- This option is particularly good in situations where the perforation is actually due to a malignancy rather than just vomiting.
- Complications might include stent migration, and worsening perforation (i.e. the endoscope can actually complete an incomplete perforation).
- TPN: they won't be eating for a while
- Broad-spectrum antibiotics - it is controversial as to whether or not the patient should be offered antifungal drugs, because the upper GI tract is usually colonised with some Candida species. Biancari et al (2013)
- Proton pump inhibitors to encourage the process of oesophageal repair
- Eventually, these people end up having surgery - but it is delayed until the empyema or mediastinal abscess are well-circumscribed.
- The outcome is surprisingly good in selected patient groups- Hasan et al (2005) saw a survival rate of 84% in patients with an average age of 59; of the dead, all died of something other than mediastinitis.
Idiosyncratic issues of ICU management
There are a few little details about the perforated oesophagus which must be considered:
- No positive pressure without intubation: even high flow nasal prongs can blow gas into the mediastinum.

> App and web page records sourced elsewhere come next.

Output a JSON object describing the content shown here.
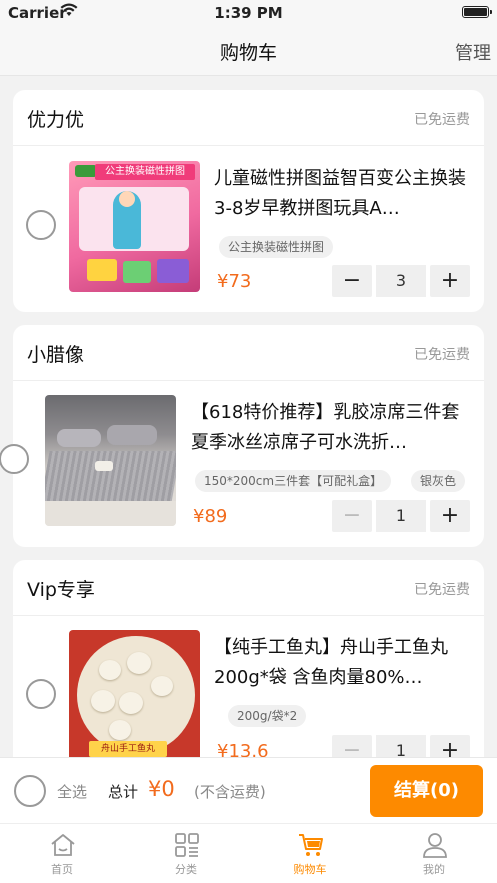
{
  "status": {
    "carrier": "Carrier",
    "time": "1:39 PM"
  },
  "nav": {
    "title": "购物车",
    "manage": "管理"
  },
  "shops": [
    {
      "name": "优力优",
      "shipping": "已免运费",
      "item": {
        "title": "儿童磁性拼图益智百变公主换装3-8岁早教拼图玩具A…",
        "spec": "公主换装磁性拼图",
        "price": "¥73",
        "quantity": "3",
        "thumb_label": "公主换装磁性拼图"
      }
    },
    {
      "name": "小腊像",
      "shipping": "已免运费",
      "item": {
        "title": "【618特价推荐】乳胶凉席三件套夏季冰丝凉席子可水洗折…",
        "spec": "150*200cm三件套【可配礼盒】",
        "spec2": "银灰色",
        "price": "¥89",
        "quantity": "1"
      }
    },
    {
      "name": "Vip专享",
      "shipping": "已免运费",
      "item": {
        "title": "【纯手工鱼丸】舟山手工鱼丸200g*袋 含鱼肉量80%…",
        "spec": "200g/袋*2",
        "price": "¥13.6",
        "quantity": "1",
        "thumb_label": "舟山手工鱼丸"
      }
    }
  ],
  "stepper": {
    "minus": "−",
    "plus": "+"
  },
  "bottom": {
    "select_all": "全选",
    "total_label": "总计",
    "total_value": "¥0",
    "shipping_note": "(不含运费)",
    "checkout": "结算(0)"
  },
  "tabs": [
    {
      "label": "首页",
      "icon": "home-icon"
    },
    {
      "label": "分类",
      "icon": "category-icon"
    },
    {
      "label": "购物车",
      "icon": "cart-icon"
    },
    {
      "label": "我的",
      "icon": "user-icon"
    }
  ],
  "colors": {
    "accent": "#fd8a00",
    "price": "#f26b1d",
    "background": "#f2f2f2"
  }
}
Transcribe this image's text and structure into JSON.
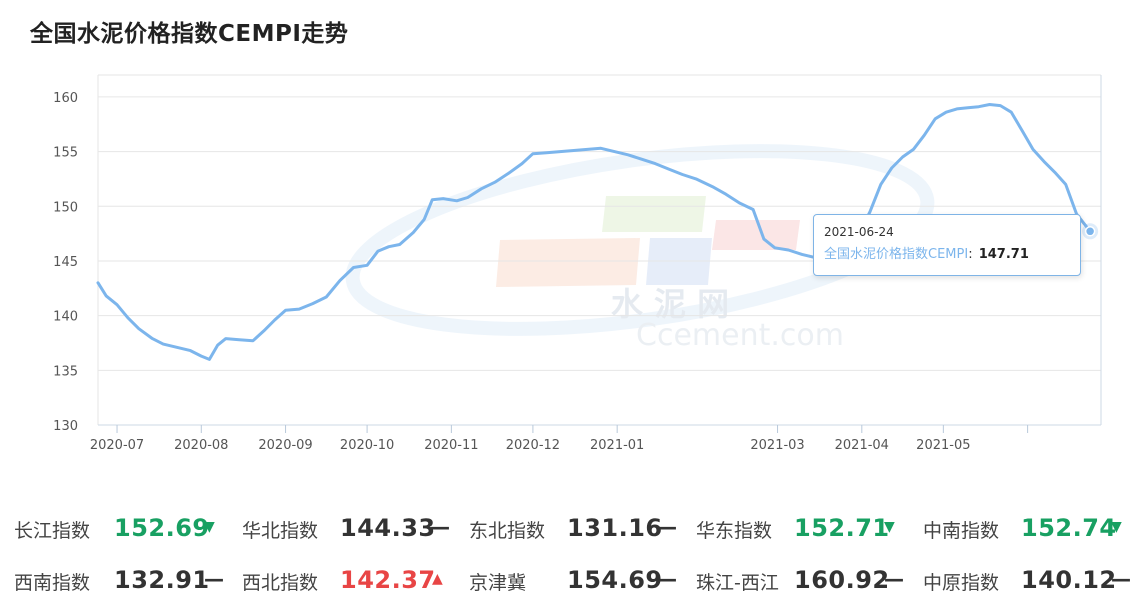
{
  "title": "全国水泥价格指数CEMPI走势",
  "watermark": {
    "cn": "水 泥 网",
    "en": "Ccement.com"
  },
  "tooltip": {
    "date": "2021-06-24",
    "series_name": "全国水泥价格指数CEMPI",
    "value": "147.71"
  },
  "colors": {
    "line": "#7cb5ec",
    "grid": "#e6e6e6",
    "up": "#e84545",
    "down": "#18a062"
  },
  "chart_data": {
    "type": "line",
    "ylim": [
      130,
      162
    ],
    "yticks": [
      130,
      135,
      140,
      145,
      150,
      155,
      160
    ],
    "xticks": [
      {
        "label": "2020-07",
        "date": "2020-07-01"
      },
      {
        "label": "2020-08",
        "date": "2020-08-01"
      },
      {
        "label": "2020-09",
        "date": "2020-09-01"
      },
      {
        "label": "2020-10",
        "date": "2020-10-01"
      },
      {
        "label": "2020-11",
        "date": "2020-11-01"
      },
      {
        "label": "2020-12",
        "date": "2020-12-01"
      },
      {
        "label": "2021-01",
        "date": "2021-01-01"
      },
      {
        "label": "2021-03",
        "date": "2021-03-01"
      },
      {
        "label": "2021-04",
        "date": "2021-04-01"
      },
      {
        "label": "2021-05",
        "date": "2021-05-01"
      },
      {
        "label": "",
        "date": "2021-06-01"
      }
    ],
    "xlim": [
      "2020-06-24",
      "2021-06-28"
    ],
    "series": [
      {
        "name": "全国水泥价格指数CEMPI",
        "points": [
          [
            "2020-06-24",
            143.0
          ],
          [
            "2020-06-27",
            141.8
          ],
          [
            "2020-07-01",
            141.0
          ],
          [
            "2020-07-05",
            139.8
          ],
          [
            "2020-07-09",
            138.8
          ],
          [
            "2020-07-14",
            137.9
          ],
          [
            "2020-07-18",
            137.4
          ],
          [
            "2020-07-23",
            137.1
          ],
          [
            "2020-07-28",
            136.8
          ],
          [
            "2020-08-01",
            136.3
          ],
          [
            "2020-08-04",
            136.0
          ],
          [
            "2020-08-07",
            137.3
          ],
          [
            "2020-08-10",
            137.9
          ],
          [
            "2020-08-15",
            137.8
          ],
          [
            "2020-08-20",
            137.7
          ],
          [
            "2020-08-24",
            138.6
          ],
          [
            "2020-08-28",
            139.6
          ],
          [
            "2020-09-01",
            140.5
          ],
          [
            "2020-09-06",
            140.6
          ],
          [
            "2020-09-11",
            141.1
          ],
          [
            "2020-09-16",
            141.7
          ],
          [
            "2020-09-21",
            143.2
          ],
          [
            "2020-09-26",
            144.4
          ],
          [
            "2020-10-01",
            144.6
          ],
          [
            "2020-10-05",
            145.9
          ],
          [
            "2020-10-09",
            146.3
          ],
          [
            "2020-10-13",
            146.5
          ],
          [
            "2020-10-18",
            147.6
          ],
          [
            "2020-10-22",
            148.8
          ],
          [
            "2020-10-25",
            150.6
          ],
          [
            "2020-10-29",
            150.7
          ],
          [
            "2020-11-03",
            150.5
          ],
          [
            "2020-11-07",
            150.8
          ],
          [
            "2020-11-12",
            151.6
          ],
          [
            "2020-11-17",
            152.2
          ],
          [
            "2020-11-22",
            153.0
          ],
          [
            "2020-11-27",
            153.9
          ],
          [
            "2020-12-01",
            154.8
          ],
          [
            "2020-12-06",
            154.9
          ],
          [
            "2020-12-11",
            155.0
          ],
          [
            "2020-12-16",
            155.1
          ],
          [
            "2020-12-21",
            155.2
          ],
          [
            "2020-12-26",
            155.3
          ],
          [
            "2020-12-31",
            155.0
          ],
          [
            "2021-01-05",
            154.7
          ],
          [
            "2021-01-10",
            154.3
          ],
          [
            "2021-01-15",
            153.9
          ],
          [
            "2021-01-20",
            153.4
          ],
          [
            "2021-01-25",
            152.9
          ],
          [
            "2021-01-30",
            152.5
          ],
          [
            "2021-02-05",
            151.8
          ],
          [
            "2021-02-10",
            151.1
          ],
          [
            "2021-02-15",
            150.3
          ],
          [
            "2021-02-20",
            149.7
          ],
          [
            "2021-02-24",
            147.0
          ],
          [
            "2021-02-28",
            146.2
          ],
          [
            "2021-03-05",
            146.0
          ],
          [
            "2021-03-10",
            145.6
          ],
          [
            "2021-03-15",
            145.3
          ],
          [
            "2021-03-20",
            145.0
          ],
          [
            "2021-03-25",
            145.2
          ],
          [
            "2021-03-30",
            147.0
          ],
          [
            "2021-04-04",
            149.5
          ],
          [
            "2021-04-08",
            152.0
          ],
          [
            "2021-04-12",
            153.5
          ],
          [
            "2021-04-16",
            154.5
          ],
          [
            "2021-04-20",
            155.2
          ],
          [
            "2021-04-24",
            156.5
          ],
          [
            "2021-04-28",
            158.0
          ],
          [
            "2021-05-02",
            158.6
          ],
          [
            "2021-05-06",
            158.9
          ],
          [
            "2021-05-10",
            159.0
          ],
          [
            "2021-05-14",
            159.1
          ],
          [
            "2021-05-18",
            159.3
          ],
          [
            "2021-05-22",
            159.2
          ],
          [
            "2021-05-26",
            158.6
          ],
          [
            "2021-05-30",
            156.9
          ],
          [
            "2021-06-03",
            155.2
          ],
          [
            "2021-06-07",
            154.1
          ],
          [
            "2021-06-11",
            153.1
          ],
          [
            "2021-06-15",
            152.0
          ],
          [
            "2021-06-19",
            149.3
          ],
          [
            "2021-06-24",
            147.71
          ]
        ]
      }
    ]
  },
  "indices": [
    [
      {
        "name": "长江指数",
        "value": "152.69",
        "trend": "down"
      },
      {
        "name": "华北指数",
        "value": "144.33",
        "trend": "flat"
      },
      {
        "name": "东北指数",
        "value": "131.16",
        "trend": "flat"
      },
      {
        "name": "华东指数",
        "value": "152.71",
        "trend": "down"
      },
      {
        "name": "中南指数",
        "value": "152.74",
        "trend": "down"
      }
    ],
    [
      {
        "name": "西南指数",
        "value": "132.91",
        "trend": "flat"
      },
      {
        "name": "西北指数",
        "value": "142.37",
        "trend": "up"
      },
      {
        "name": "京津冀",
        "value": "154.69",
        "trend": "flat"
      },
      {
        "name": "珠江-西江",
        "value": "160.92",
        "trend": "flat"
      },
      {
        "name": "中原指数",
        "value": "140.12",
        "trend": "flat"
      }
    ]
  ]
}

- Thus, no bag-mask ventilation with intubation. All of these patients should be getting an RSI-like induction.
- TPN should probably start early because it is unlikely the patient will be fed within 7 days of their perforation.
Outcomes in the elderly
Presumably to reduce the incidence of horrendoplasty, Biancari et al published on the "Treatment of esophageal perforation in octogenarians" in 2014. Surprisingly, this small scale (33 patient) observational study did not reveal much of a mortality difference between surgical, conservative and endoscopic approaches. The mortality at 30 days was approximately 40%. These were not randomised patients, suggesting that those (11 of them) who were operated on were probably reasonably fit in order to be even considered.